Unfortunately the scores produced by the machines are subject to various sources of systematic technical error, leading to over- or under-estimated base quality scores in the data. Some of these errors are due to the physics or the chemistry of how the sequencing reaction works, and some are probably due to manufacturing flaws in the equipment. Base quality score recalibration (BQSR) is a process in which we apply machine learning to model these errors empirically and adjust the quality scores accordingly. This allows us to get more accurate base qualities, which in turn improves the accuracy of our variant calls. [https://software.broadinstitute.org/gatk/best-practices/bp_3step.php?case=GermShortWGS]

How BQSR works

  1. You provide GATK Base Recalibrator with a set of known variants.

  2. GATK Base Recalibrator analyzes all reads looking for mismatches between the read and reference, skipping those positions which are included in the set of known variants (from step 1).

  3. GATK Base Recalibrator computes statistics on the mismatches (identified in step 2) based on the reported quality score, the position in the read, the sequencing context (ex: preceding and current nucleotide).

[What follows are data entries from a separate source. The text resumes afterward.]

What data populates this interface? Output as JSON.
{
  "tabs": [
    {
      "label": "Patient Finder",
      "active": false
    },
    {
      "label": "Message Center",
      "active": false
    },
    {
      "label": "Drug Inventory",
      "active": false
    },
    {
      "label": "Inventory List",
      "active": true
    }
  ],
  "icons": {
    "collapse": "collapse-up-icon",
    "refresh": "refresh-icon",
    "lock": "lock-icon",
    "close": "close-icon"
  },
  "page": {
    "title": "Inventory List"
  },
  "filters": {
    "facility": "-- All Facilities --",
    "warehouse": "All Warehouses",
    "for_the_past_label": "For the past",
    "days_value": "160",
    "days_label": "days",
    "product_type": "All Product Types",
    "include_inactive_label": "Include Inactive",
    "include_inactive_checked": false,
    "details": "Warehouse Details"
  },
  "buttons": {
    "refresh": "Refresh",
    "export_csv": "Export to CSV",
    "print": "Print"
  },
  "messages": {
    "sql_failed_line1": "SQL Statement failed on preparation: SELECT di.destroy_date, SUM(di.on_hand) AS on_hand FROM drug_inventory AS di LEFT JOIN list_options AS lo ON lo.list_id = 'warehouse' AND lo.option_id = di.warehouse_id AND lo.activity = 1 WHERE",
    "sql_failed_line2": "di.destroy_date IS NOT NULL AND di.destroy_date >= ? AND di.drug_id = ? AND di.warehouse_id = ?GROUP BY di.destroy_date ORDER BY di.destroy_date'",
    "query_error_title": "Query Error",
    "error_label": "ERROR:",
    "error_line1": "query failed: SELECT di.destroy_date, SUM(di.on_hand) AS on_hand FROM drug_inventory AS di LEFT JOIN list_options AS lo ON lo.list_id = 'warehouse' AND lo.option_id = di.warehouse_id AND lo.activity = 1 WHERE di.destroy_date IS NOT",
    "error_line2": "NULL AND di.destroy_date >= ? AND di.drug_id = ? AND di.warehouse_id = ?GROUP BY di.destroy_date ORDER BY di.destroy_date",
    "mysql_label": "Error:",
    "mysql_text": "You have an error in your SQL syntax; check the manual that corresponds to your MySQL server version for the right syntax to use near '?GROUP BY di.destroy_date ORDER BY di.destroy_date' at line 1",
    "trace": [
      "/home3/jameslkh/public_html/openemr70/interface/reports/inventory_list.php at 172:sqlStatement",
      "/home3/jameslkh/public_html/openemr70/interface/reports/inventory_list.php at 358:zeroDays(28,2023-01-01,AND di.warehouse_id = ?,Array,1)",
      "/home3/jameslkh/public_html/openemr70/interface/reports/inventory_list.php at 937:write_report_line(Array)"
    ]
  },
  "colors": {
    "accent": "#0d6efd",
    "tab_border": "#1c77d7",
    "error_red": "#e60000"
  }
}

  4. Based on the statistics computed in step 3, an empirical quality score is assigned to each mismatch, overwriting the original reported quality score.

As an example, pre-calibration a file could contain only reported Q25 bases, which seems good. However, it may be that these bases actually mismatch the reference at a 1 in 100 rate, so are actually Q20. These higher-than-empirical quality scores provide false confidence in the base calls. Moreover, as is common with sequencing-by-synthesis machines, base mismatches with the reference occur at the end of the reads more frequently than at the beginning. Also, mismatches are strongly associated with sequencing context, in that the dinucleotide AC is often much lower quality than TG.

[http://gatkforums.broadinstitute.org/gatk/discussion/44/base-quality-score-recalibration-bqsr]

Note that this step requires a ‘truth’ or ‘known’ set of variants. For this example we will be using the gold set from the 1000 genomes project (provided in the sample dataset: 1000G_omni2.5.hg38.vcf.gz.tbi). An index for the VCF is required as well and is also provided. If you need to build an index for your VCF file, you can build one easily using the TABIX program, like so:

Step 1: Analyze Covaration

If executed correctly, you should see something like this:

Step 2: Apply BQSR

This step applies the recalibration computed in the Step 1 to the bam file.

If everything worked, you should see something like this:

The output of this step, recal_reads.bam, is our analysis-ready dataset that we will provide to the variant calling tool in the next step of the analysis.

Supplementary material: What to do if you don’t have a set of known variants?

BQSR is an optional but highly recommended step in variant calling analysis. In the event you are working with an organism for which there is no known set of variants available, it is possible to produce a set of known variants for use in this step, although it does require some additional processing steps.

This procedure is known as bootstrapping and entails calling variants without running BQSR, filtering those variants to obtain a high confidence set of variants, and then using these variants as input for the BQSR step. This process can be repeated until convergence.